Defendant argues that the trial court improperly quashed a pretrial subpoena duces tecum which he sought to enforce against one of the State’s witnesses in order to compel his production of a report authored by the witness. Such evidence was not subject to pretrial discovery by the defendant. (People v. Elbus (1983), 116 Ill. App. 3d 104, 451 N.E.2d 603; Ill. Rev. Stat. 1981, ch. 38, pars. 114-9, 114-10.) Furthermore, the record indicates that the defendant failed to make the showing necessary to warrant the issuance of such a subpoena. See United States v. Nixon (1974), 418 U.S. 683, 41 L. Ed. 2d 1039, 92 S. Ct. 3090; People v. Cannon (1984), 127 Ill. App. 3d 663, 665, 469 N.E.2d 375.
Lastly, defendant argues that he was not found guilty beyond a reasonable doubt of the charges of reckless conduct and criminal housing management.
The sufficiency of evidence adduced at trial is a matter to be determined by the trier of fact. (People v. Yates (1983), 98 Ill. 2d 502, 524, 456 N.E.2d 1369, cert. denied sub nom. Williams v. Illinois (1984), 466 U.S. 981, 80 L. Ed. 2d 836, 104 S. Ct. 2364.) A reviewing court will not disturb its determination unless the evidence of guilt is so unreasonable or unsatisfactory that this creates a reasonable doubt of defendant’s guilt. (People v. Bartall (1982), 98 Ill. 2d 294, 308, 456 N.E.2d 59.) It is neither the duty nor the privilege of a reviewing court to substitute its judgment as to the weight of the disputed evidence or the credibility of witnesses for that of the trier of fact who heard the evidence and observed the demeanor of the witnesses. People v. Kosik (1982), 110 Ill. App. 3d 930, 938, 443 N.E.2d 238.

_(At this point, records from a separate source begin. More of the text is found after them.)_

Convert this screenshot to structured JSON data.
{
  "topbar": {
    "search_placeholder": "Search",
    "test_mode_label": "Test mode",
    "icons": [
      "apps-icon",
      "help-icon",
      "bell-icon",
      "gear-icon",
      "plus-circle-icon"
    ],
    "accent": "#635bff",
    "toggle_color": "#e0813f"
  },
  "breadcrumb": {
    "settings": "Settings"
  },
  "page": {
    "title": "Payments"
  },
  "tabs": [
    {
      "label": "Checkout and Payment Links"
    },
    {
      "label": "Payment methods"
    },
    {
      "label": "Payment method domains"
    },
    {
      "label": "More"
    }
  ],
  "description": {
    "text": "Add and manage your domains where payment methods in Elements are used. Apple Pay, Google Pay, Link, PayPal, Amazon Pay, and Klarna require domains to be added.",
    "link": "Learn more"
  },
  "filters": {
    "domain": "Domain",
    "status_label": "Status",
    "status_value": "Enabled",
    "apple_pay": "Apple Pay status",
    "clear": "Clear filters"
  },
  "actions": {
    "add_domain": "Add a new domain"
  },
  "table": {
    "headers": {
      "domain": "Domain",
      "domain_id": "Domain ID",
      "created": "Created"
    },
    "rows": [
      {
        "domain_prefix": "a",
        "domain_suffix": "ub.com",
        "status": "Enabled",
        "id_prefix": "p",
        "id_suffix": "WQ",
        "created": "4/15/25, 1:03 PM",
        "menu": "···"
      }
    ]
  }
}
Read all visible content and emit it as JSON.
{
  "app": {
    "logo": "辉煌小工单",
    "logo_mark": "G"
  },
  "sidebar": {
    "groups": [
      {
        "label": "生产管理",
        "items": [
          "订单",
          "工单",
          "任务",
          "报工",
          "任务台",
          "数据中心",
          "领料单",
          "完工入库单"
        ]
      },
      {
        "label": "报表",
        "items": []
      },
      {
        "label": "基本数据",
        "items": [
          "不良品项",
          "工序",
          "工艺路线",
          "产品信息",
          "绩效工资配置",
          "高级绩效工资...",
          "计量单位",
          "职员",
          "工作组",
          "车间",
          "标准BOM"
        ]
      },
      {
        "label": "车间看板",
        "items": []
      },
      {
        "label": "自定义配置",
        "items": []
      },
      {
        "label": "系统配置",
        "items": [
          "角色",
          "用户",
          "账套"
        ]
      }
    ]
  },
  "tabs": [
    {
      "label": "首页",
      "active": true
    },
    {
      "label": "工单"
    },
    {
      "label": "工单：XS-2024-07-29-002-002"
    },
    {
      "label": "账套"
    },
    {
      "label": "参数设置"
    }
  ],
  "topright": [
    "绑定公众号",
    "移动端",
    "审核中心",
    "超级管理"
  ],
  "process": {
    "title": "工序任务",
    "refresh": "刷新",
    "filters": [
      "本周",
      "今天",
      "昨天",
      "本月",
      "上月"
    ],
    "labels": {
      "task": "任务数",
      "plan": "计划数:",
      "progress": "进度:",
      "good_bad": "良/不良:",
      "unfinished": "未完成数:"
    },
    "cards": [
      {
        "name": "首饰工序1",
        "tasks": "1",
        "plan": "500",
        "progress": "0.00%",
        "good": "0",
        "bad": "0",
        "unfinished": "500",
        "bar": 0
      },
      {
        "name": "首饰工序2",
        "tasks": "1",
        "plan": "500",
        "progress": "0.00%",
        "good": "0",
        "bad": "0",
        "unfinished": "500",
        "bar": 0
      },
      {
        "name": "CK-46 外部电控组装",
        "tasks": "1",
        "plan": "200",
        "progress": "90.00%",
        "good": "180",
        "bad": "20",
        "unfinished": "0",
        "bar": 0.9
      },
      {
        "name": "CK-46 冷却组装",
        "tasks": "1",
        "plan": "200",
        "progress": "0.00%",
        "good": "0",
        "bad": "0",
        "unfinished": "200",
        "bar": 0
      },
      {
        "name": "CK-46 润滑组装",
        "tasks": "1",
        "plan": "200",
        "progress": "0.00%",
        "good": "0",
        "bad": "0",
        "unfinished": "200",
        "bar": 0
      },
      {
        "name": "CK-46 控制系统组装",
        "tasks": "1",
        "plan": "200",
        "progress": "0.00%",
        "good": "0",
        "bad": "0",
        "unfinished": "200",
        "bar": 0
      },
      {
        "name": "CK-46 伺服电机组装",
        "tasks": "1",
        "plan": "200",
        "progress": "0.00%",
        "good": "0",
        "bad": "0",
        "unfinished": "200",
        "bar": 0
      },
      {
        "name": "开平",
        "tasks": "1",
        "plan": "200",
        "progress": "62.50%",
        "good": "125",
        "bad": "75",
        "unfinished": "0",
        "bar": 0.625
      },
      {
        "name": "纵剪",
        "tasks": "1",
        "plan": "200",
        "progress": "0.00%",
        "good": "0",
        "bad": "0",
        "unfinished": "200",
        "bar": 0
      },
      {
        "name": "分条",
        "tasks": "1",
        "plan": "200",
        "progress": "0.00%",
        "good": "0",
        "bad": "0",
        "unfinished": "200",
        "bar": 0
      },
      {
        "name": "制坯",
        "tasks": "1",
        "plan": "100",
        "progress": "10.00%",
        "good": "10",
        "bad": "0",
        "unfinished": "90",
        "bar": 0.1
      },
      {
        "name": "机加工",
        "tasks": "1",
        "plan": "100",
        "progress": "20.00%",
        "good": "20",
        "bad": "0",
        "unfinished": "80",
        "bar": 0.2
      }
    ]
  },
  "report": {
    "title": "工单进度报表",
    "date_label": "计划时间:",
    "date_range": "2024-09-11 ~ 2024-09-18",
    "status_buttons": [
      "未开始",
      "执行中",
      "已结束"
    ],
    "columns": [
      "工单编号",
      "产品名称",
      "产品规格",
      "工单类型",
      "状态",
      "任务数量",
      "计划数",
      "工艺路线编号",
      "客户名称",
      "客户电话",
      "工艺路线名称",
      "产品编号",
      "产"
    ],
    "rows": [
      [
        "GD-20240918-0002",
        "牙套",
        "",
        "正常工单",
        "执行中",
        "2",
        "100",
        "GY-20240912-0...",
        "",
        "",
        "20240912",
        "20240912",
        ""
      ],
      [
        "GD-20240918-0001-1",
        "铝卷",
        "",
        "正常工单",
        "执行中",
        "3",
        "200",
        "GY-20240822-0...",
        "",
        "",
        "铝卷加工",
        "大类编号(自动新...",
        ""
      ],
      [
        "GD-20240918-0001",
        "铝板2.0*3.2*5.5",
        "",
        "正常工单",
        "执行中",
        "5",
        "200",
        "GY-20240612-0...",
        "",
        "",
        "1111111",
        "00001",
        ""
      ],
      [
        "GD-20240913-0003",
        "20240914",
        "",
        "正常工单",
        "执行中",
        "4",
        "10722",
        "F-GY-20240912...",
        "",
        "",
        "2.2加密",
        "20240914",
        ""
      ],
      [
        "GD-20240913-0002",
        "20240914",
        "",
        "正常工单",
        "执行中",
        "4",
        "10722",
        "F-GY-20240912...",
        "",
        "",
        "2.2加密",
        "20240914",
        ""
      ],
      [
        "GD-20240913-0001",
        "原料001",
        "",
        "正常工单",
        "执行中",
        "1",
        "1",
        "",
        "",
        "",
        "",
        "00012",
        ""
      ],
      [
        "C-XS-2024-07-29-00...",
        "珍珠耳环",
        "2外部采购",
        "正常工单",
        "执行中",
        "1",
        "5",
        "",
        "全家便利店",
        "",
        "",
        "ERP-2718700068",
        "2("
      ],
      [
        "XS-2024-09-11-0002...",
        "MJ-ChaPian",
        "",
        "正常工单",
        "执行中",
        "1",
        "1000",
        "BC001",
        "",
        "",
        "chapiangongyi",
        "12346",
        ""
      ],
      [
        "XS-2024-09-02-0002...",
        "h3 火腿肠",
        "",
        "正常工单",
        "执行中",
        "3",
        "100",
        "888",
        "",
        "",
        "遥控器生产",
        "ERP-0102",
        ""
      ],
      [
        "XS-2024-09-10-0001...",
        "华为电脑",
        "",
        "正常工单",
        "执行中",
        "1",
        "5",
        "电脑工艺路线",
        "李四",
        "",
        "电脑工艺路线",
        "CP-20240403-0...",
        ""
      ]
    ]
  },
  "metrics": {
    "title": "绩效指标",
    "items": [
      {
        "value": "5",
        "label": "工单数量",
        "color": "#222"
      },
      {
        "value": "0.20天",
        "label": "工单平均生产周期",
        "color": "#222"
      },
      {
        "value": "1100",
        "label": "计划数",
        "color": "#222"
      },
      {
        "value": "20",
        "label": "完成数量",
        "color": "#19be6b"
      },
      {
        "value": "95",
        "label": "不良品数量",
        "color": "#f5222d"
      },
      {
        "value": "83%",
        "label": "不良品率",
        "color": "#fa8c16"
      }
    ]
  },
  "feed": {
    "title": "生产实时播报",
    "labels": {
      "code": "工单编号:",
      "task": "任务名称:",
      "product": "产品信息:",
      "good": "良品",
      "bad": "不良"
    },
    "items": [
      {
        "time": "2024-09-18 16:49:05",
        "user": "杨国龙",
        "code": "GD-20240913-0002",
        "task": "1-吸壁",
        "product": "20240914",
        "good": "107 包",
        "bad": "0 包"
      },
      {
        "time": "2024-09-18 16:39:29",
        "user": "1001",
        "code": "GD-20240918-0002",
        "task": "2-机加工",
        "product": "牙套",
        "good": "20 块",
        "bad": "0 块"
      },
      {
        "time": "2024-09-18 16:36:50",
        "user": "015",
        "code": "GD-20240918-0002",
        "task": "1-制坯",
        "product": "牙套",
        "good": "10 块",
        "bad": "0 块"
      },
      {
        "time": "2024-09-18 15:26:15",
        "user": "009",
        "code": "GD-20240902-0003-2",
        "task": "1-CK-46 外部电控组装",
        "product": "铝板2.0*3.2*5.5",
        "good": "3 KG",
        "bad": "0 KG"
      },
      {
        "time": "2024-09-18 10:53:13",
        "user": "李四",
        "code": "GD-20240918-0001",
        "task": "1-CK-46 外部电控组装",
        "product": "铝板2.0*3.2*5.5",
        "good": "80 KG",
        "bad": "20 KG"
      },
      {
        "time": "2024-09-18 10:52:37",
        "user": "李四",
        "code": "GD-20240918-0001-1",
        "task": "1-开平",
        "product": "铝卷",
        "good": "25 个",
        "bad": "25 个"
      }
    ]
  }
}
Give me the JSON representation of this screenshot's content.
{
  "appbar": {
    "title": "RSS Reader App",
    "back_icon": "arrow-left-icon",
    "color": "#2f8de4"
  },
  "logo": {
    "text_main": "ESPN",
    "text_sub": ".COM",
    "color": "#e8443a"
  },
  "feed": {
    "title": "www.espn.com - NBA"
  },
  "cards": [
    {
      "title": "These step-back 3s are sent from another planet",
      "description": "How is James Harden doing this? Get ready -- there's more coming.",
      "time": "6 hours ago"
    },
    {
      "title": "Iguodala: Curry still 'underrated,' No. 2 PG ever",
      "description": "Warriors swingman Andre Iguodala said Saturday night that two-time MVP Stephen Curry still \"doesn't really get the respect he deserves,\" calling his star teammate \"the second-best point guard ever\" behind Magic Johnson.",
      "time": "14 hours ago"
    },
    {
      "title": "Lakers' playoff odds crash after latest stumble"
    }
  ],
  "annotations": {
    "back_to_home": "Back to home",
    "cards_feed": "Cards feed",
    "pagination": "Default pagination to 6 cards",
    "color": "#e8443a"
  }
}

Based upon the evidence admitted at trial, we find no ground for reversal in this regard. The testimony of a bank officer of the bank in which the property was held, and properly admitted business documents of the bank regarding the lane) trust and assignment of beneficial interest, showed that the defendant was the beneficiary of the land trust in which the apartment building was held and had the responsibility of management and control of the premises. Testimony of *763a tenant of the building indicated that the defendant visited the premises on various occasions and collected rent from the tenant in her apartment. In addition, testimony of a building inspector and a licensed architect, both of whom inspected the site, established the deteriorated condition of the building. Photographs taken by these individuals also showed in detail the state of disrepair of numerous sections of the building, both on the exterior and in the interior. Based on this record, we cannot say that the evidence of guilt was so unreasonable or unsatisfactory that it created a reasonable doubt of defendant’s guilt of reckless conduct and criminal housing management.
For the reasons stated, the judgments of the trial court are affirmed.
JOHNSON and LINN, JJ., concur.